The problem — What is needed is an exact copy of the records below, with the pictures left out.

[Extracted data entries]
• • • • • • •
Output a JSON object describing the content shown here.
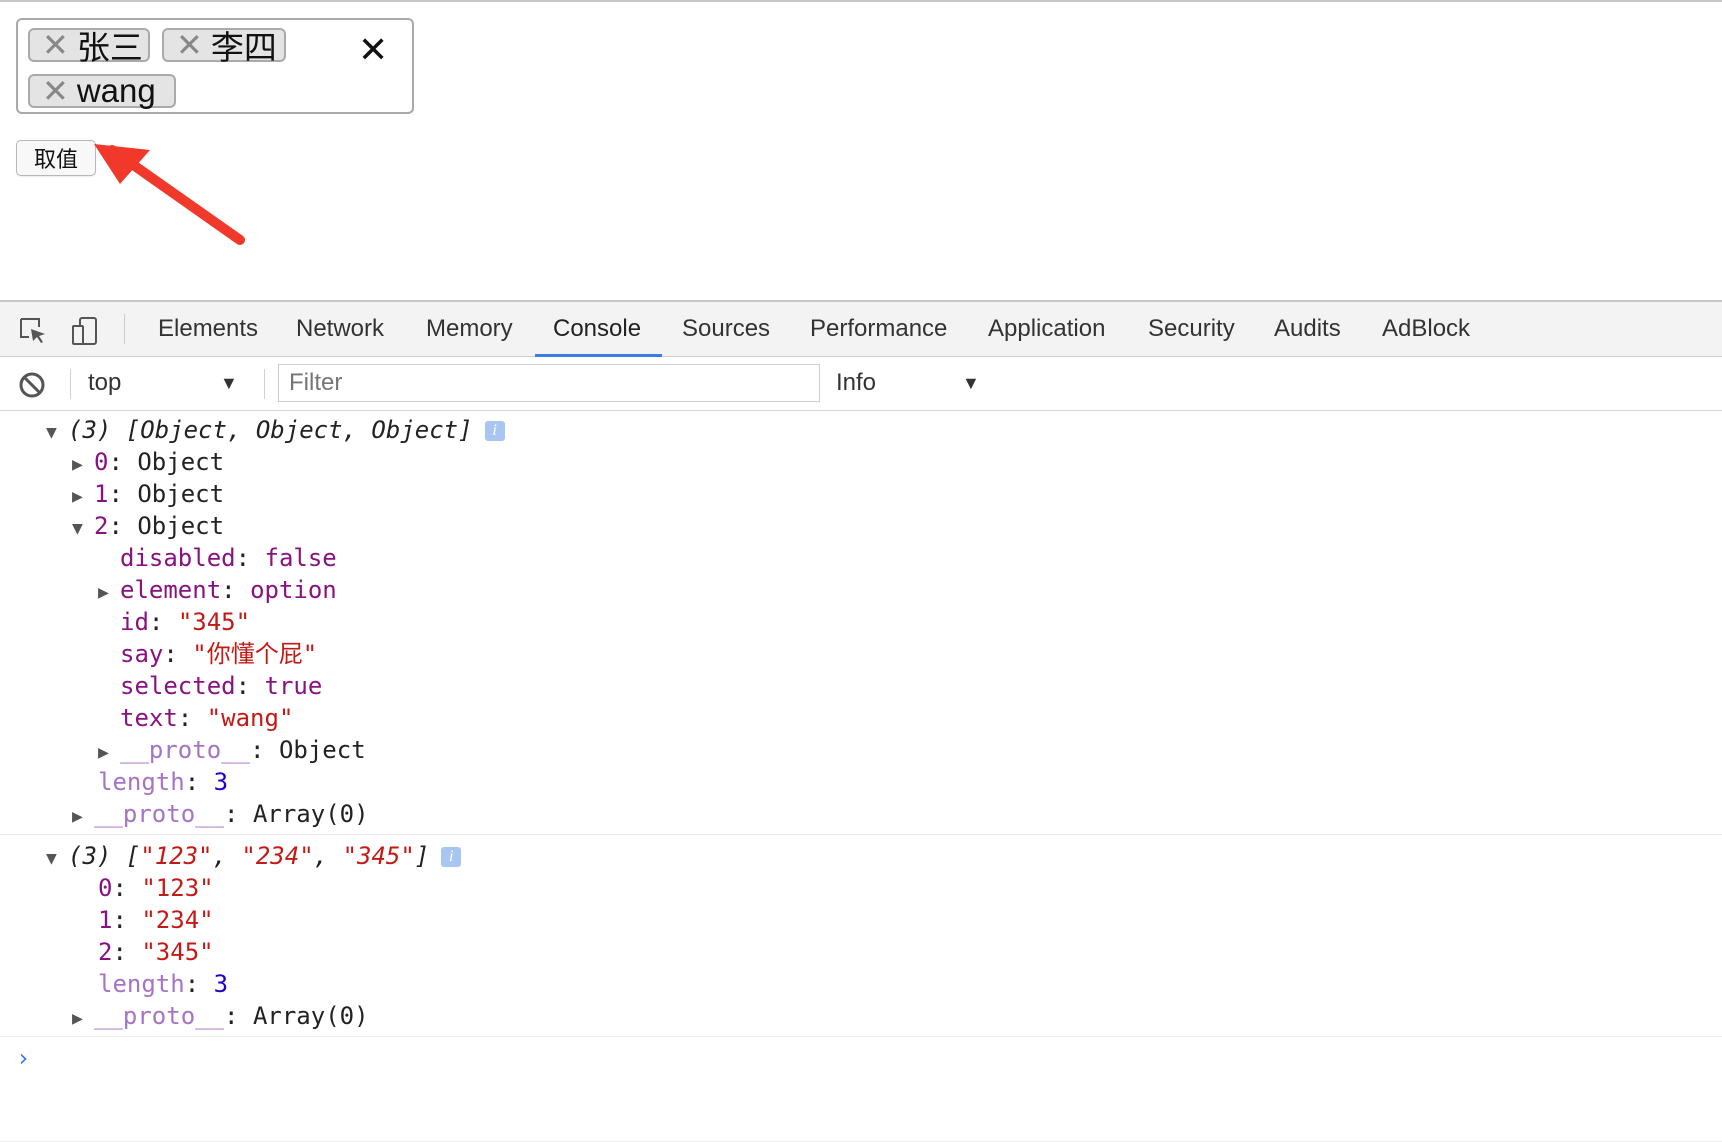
{
  "page": {
    "tags": [
      {
        "remove_glyph": "✕",
        "label": "张三"
      },
      {
        "remove_glyph": "✕",
        "label": "李四"
      },
      {
        "remove_glyph": "✕",
        "label": "wang"
      }
    ],
    "clear_glyph": "✕",
    "button_label": "取值",
    "arrow_color": "#f0392b"
  },
  "devtools": {
    "tabs": [
      "Elements",
      "Network",
      "Memory",
      "Console",
      "Sources",
      "Performance",
      "Application",
      "Security",
      "Audits",
      "AdBlock"
    ],
    "active_tab": "Console",
    "context": "top",
    "filter_placeholder": "Filter",
    "level": "Info",
    "dropdown_glyph": "▼",
    "accent": "#3b7ce0"
  },
  "console": {
    "msg1": {
      "summary": "(3) [Object, Object, Object]",
      "info": "i",
      "items": [
        {
          "idx": "0",
          "val": "Object"
        },
        {
          "idx": "1",
          "val": "Object"
        },
        {
          "idx": "2",
          "val": "Object"
        }
      ],
      "props": [
        {
          "key": "disabled",
          "val": "false"
        },
        {
          "key": "element",
          "val": "option"
        },
        {
          "key": "id",
          "val": "\"345\""
        },
        {
          "key": "say",
          "val": "\"你懂个屁\""
        },
        {
          "key": "selected",
          "val": "true"
        },
        {
          "key": "text",
          "val": "\"wang\""
        },
        {
          "key": "__proto__",
          "val": "Object"
        }
      ],
      "length_key": "length",
      "length_val": "3",
      "proto_key": "__proto__",
      "proto_val": "Array(0)"
    },
    "msg2": {
      "summary_prefix": "(3) [",
      "summary_items": [
        "\"123\"",
        "\"234\"",
        "\"345\""
      ],
      "summary_suffix": "]",
      "info": "i",
      "items": [
        {
          "idx": "0",
          "val": "\"123\""
        },
        {
          "idx": "1",
          "val": "\"234\""
        },
        {
          "idx": "2",
          "val": "\"345\""
        }
      ],
      "length_key": "length",
      "length_val": "3",
      "proto_key": "__proto__",
      "proto_val": "Array(0)"
    },
    "prompt_glyph": "›"
  }
}
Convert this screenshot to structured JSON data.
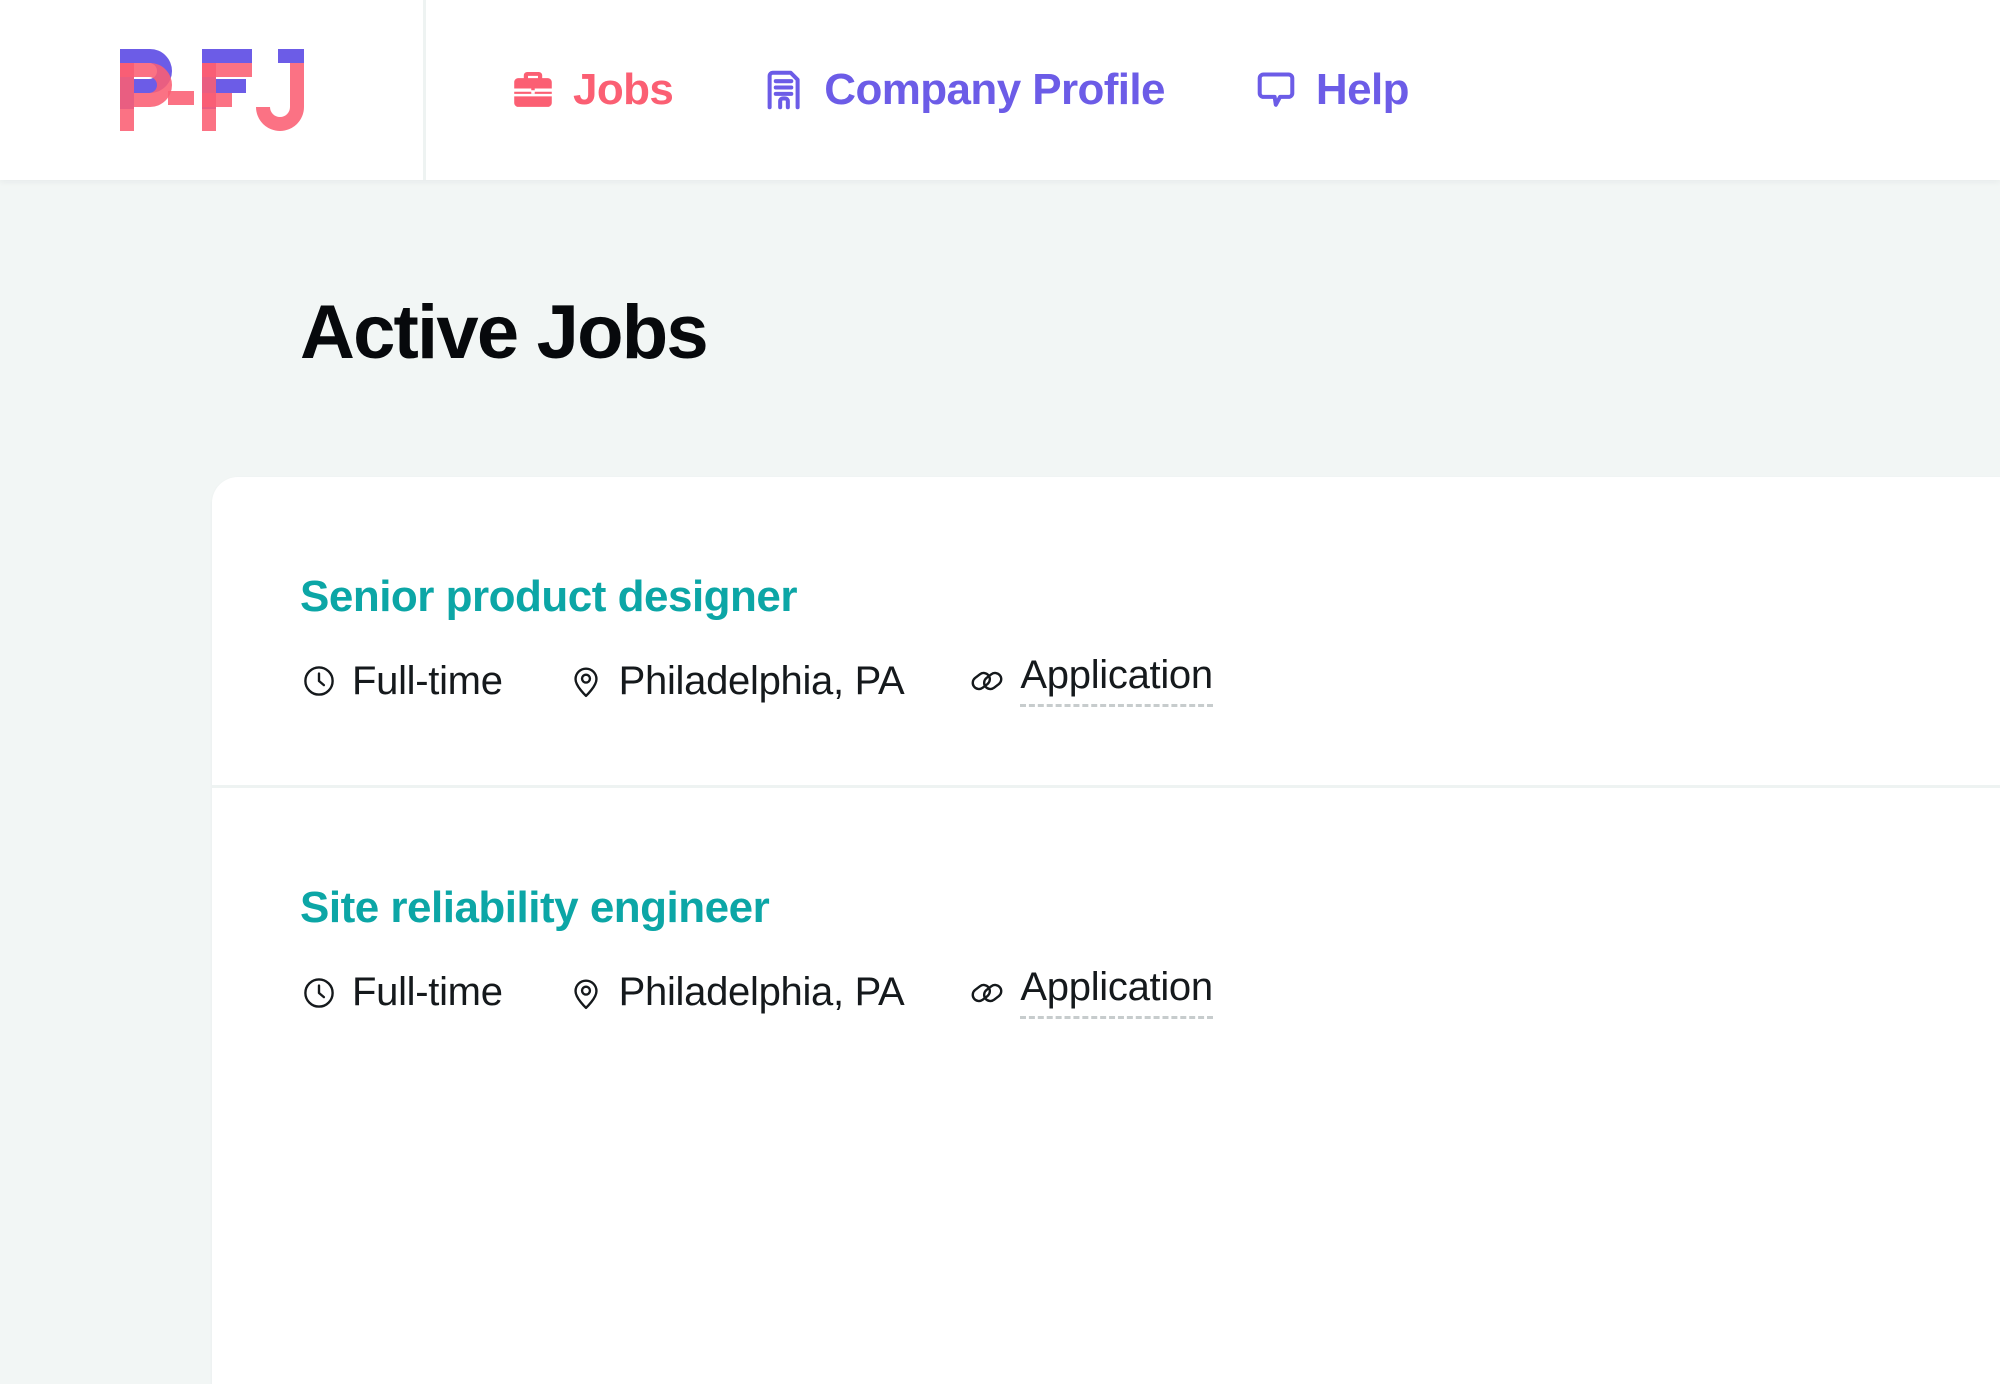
{
  "brand": {
    "logo_text": "P-FJ",
    "logo_pink": "#fb5f73",
    "logo_purple": "#6c5ce7",
    "logo_overlap": "#5b2a63"
  },
  "header": {
    "nav": [
      {
        "label": "Jobs",
        "icon": "briefcase-icon",
        "color": "#fb5f73",
        "active": true
      },
      {
        "label": "Company Profile",
        "icon": "building-icon",
        "color": "#6c5ce7",
        "active": false
      },
      {
        "label": "Help",
        "icon": "chat-bubble-icon",
        "color": "#6c5ce7",
        "active": false
      }
    ]
  },
  "main": {
    "page_title": "Active Jobs",
    "accent_teal": "#0ca6a6",
    "background": "#f2f6f5",
    "jobs": [
      {
        "title": "Senior product designer",
        "employment_type": "Full-time",
        "location": "Philadelphia, PA",
        "link_label": "Application",
        "type_icon": "clock-icon",
        "location_icon": "map-pin-icon",
        "link_icon": "link-icon"
      },
      {
        "title": "Site reliability engineer",
        "employment_type": "Full-time",
        "location": "Philadelphia, PA",
        "link_label": "Application",
        "type_icon": "clock-icon",
        "location_icon": "map-pin-icon",
        "link_icon": "link-icon"
      }
    ]
  }
}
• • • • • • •
Response —
Output a JSON object describing the content shown here.
{
  "page": {
    "tags": [
      {
        "remove_glyph": "✕",
        "label": "张三"
      },
      {
        "remove_glyph": "✕",
        "label": "李四"
      },
      {
        "remove_glyph": "✕",
        "label": "wang"
      }
    ],
    "clear_glyph": "✕",
    "button_label": "取值",
    "arrow_color": "#f0392b"
  },
  "devtools": {
    "tabs": [
      "Elements",
      "Network",
      "Memory",
      "Console",
      "Sources",
      "Performance",
      "Application",
      "Security",
      "Audits",
      "AdBlock"
    ],
    "active_tab": "Console",
    "context": "top",
    "filter_placeholder": "Filter",
    "level": "Info",
    "dropdown_glyph": "▼",
    "accent": "#3b7ce0"
  },
  "console": {
    "msg1": {
      "summary": "(3) [Object, Object, Object]",
      "info": "i",
      "items": [
        {
          "idx": "0",
          "val": "Object"
        },
        {
          "idx": "1",
          "val": "Object"
        },
        {
          "idx": "2",
          "val": "Object"
        }
      ],
      "props": [
        {
          "key": "disabled",
          "val": "false"
        },
        {
          "key": "element",
          "val": "option"
        },
        {
          "key": "id",
          "val": "\"345\""
        },
        {
          "key": "say",
          "val": "\"你懂个屁\""
        },
        {
          "key": "selected",
          "val": "true"
        },
        {
          "key": "text",
          "val": "\"wang\""
        },
        {
          "key": "__proto__",
          "val": "Object"
        }
      ],
      "length_key": "length",
      "length_val": "3",
      "proto_key": "__proto__",
      "proto_val": "Array(0)"
    },
    "msg2": {
      "summary_prefix": "(3) [",
      "summary_items": [
        "\"123\"",
        "\"234\"",
        "\"345\""
      ],
      "summary_suffix": "]",
      "info": "i",
      "items": [
        {
          "idx": "0",
          "val": "\"123\""
        },
        {
          "idx": "1",
          "val": "\"234\""
        },
        {
          "idx": "2",
          "val": "\"345\""
        }
      ],
      "length_key": "length",
      "length_val": "3",
      "proto_key": "__proto__",
      "proto_val": "Array(0)"
    },
    "prompt_glyph": "›"
  }
}
Convert this screenshot to structured JSON data.
{
  "brand": {
    "logo_text": "P-FJ",
    "logo_pink": "#fb5f73",
    "logo_purple": "#6c5ce7",
    "logo_overlap": "#5b2a63"
  },
  "header": {
    "nav": [
      {
        "label": "Jobs",
        "icon": "briefcase-icon",
        "color": "#fb5f73",
        "active": true
      },
      {
        "label": "Company Profile",
        "icon": "building-icon",
        "color": "#6c5ce7",
        "active": false
      },
      {
        "label": "Help",
        "icon": "chat-bubble-icon",
        "color": "#6c5ce7",
        "active": false
      }
    ]
  },
  "main": {
    "page_title": "Active Jobs",
    "accent_teal": "#0ca6a6",
    "background": "#f2f6f5",
    "jobs": [
      {
        "title": "Senior product designer",
        "employment_type": "Full-time",
        "location": "Philadelphia, PA",
        "link_label": "Application",
        "type_icon": "clock-icon",
        "location_icon": "map-pin-icon",
        "link_icon": "link-icon"
      },
      {
        "title": "Site reliability engineer",
        "employment_type": "Full-time",
        "location": "Philadelphia, PA",
        "link_label": "Application",
        "type_icon": "clock-icon",
        "location_icon": "map-pin-icon",
        "link_icon": "link-icon"
      }
    ]
  }
}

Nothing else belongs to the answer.